++++ Data to examine ++++

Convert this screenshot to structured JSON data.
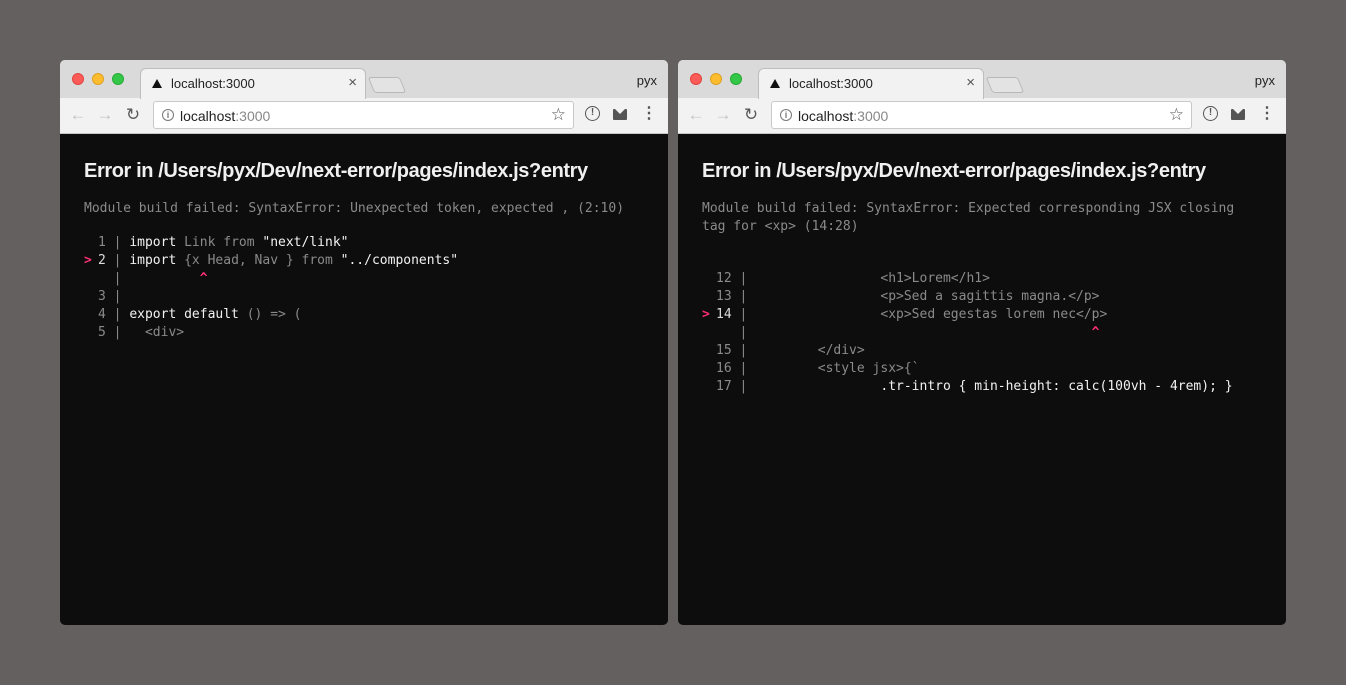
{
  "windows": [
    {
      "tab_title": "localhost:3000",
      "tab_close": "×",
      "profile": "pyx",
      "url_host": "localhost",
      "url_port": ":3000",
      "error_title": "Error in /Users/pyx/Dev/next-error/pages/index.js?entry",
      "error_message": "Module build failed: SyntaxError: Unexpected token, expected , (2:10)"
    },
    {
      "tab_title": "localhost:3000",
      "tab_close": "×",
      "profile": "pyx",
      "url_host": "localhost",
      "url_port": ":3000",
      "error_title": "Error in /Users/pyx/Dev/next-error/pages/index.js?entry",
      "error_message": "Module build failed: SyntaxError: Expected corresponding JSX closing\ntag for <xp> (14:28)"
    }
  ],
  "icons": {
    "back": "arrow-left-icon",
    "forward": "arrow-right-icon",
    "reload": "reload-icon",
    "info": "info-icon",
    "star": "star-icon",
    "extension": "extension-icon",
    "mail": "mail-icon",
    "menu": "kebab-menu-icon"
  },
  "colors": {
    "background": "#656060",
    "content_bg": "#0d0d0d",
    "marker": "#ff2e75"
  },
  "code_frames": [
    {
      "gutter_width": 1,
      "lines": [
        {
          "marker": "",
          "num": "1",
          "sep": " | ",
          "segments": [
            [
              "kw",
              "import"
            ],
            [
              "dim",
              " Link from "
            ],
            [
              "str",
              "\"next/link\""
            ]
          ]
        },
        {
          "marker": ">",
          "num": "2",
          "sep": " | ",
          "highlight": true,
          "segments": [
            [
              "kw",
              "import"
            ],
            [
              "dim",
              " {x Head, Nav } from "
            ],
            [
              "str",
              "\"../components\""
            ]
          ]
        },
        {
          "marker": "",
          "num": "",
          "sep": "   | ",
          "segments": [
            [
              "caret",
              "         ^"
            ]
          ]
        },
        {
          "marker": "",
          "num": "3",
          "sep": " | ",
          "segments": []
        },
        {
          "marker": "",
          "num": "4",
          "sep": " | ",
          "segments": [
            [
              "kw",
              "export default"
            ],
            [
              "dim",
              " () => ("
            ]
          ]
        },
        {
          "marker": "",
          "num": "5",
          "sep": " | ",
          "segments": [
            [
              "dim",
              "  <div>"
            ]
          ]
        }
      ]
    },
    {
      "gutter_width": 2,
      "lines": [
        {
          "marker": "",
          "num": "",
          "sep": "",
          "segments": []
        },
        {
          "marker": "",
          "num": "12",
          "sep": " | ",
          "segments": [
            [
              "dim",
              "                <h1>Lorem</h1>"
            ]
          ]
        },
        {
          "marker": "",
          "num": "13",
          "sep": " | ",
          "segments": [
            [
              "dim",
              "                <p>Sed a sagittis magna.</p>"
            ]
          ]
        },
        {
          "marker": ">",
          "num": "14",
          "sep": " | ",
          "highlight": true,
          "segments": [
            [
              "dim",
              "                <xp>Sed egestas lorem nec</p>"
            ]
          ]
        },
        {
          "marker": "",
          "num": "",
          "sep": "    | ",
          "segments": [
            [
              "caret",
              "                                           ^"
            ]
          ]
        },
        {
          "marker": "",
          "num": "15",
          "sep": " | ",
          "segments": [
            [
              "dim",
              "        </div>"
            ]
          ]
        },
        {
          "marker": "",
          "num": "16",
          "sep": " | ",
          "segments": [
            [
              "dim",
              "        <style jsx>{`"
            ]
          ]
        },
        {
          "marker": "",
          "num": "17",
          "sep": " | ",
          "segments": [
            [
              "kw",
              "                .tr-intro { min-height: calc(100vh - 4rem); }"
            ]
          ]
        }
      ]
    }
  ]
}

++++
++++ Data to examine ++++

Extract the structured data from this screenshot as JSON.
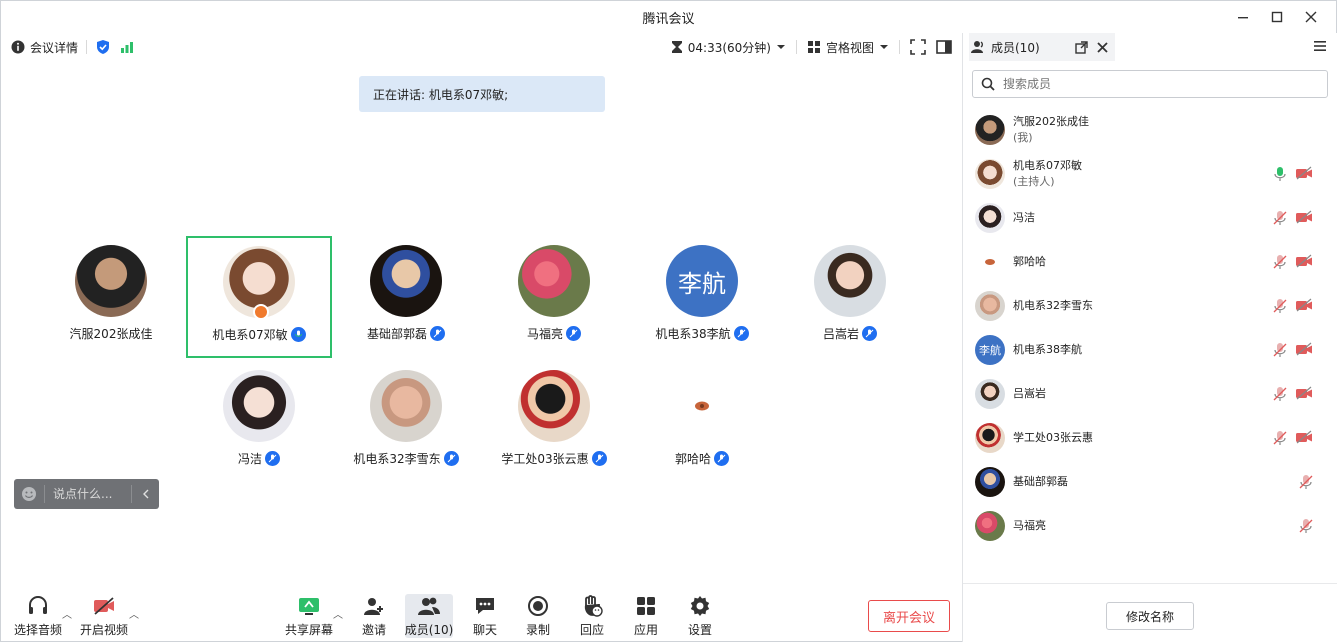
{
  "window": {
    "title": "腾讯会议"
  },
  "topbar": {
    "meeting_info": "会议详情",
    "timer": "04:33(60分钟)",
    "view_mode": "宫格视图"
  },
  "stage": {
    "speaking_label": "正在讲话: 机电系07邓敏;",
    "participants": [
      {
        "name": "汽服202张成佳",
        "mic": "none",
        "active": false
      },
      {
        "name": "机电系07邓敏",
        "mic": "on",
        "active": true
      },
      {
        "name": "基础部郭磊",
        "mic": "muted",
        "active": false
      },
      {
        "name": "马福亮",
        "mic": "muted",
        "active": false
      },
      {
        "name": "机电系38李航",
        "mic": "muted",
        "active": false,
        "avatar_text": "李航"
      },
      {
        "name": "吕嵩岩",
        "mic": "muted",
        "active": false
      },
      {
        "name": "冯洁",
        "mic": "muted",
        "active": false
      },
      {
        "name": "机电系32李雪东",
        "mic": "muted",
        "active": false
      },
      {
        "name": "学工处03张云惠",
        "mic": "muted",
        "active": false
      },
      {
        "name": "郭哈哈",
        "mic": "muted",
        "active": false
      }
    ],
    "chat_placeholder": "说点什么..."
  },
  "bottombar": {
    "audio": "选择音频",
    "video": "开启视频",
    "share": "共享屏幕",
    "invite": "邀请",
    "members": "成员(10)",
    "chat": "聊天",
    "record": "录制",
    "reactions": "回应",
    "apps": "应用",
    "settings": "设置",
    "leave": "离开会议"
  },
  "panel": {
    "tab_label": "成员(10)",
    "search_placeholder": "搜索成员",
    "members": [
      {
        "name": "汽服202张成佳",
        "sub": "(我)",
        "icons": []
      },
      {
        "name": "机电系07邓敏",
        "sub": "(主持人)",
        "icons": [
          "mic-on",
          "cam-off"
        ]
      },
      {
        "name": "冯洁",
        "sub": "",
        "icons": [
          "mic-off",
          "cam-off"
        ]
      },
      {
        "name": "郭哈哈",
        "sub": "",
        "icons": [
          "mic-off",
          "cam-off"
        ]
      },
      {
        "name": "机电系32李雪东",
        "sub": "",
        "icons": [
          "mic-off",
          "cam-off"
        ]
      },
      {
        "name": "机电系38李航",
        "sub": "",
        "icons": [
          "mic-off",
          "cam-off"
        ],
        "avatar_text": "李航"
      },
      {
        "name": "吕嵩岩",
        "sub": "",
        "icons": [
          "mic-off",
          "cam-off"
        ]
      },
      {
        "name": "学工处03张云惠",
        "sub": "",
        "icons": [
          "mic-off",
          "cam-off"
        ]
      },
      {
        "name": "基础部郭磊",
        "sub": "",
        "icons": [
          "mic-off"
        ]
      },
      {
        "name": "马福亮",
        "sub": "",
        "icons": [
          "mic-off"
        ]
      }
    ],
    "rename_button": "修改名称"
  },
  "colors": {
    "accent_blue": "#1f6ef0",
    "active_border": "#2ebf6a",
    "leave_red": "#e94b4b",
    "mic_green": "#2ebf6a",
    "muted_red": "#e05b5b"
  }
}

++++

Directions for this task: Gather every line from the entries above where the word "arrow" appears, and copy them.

Written reply:
    "back": "arrow-left-icon",
    "forward": "arrow-right-icon",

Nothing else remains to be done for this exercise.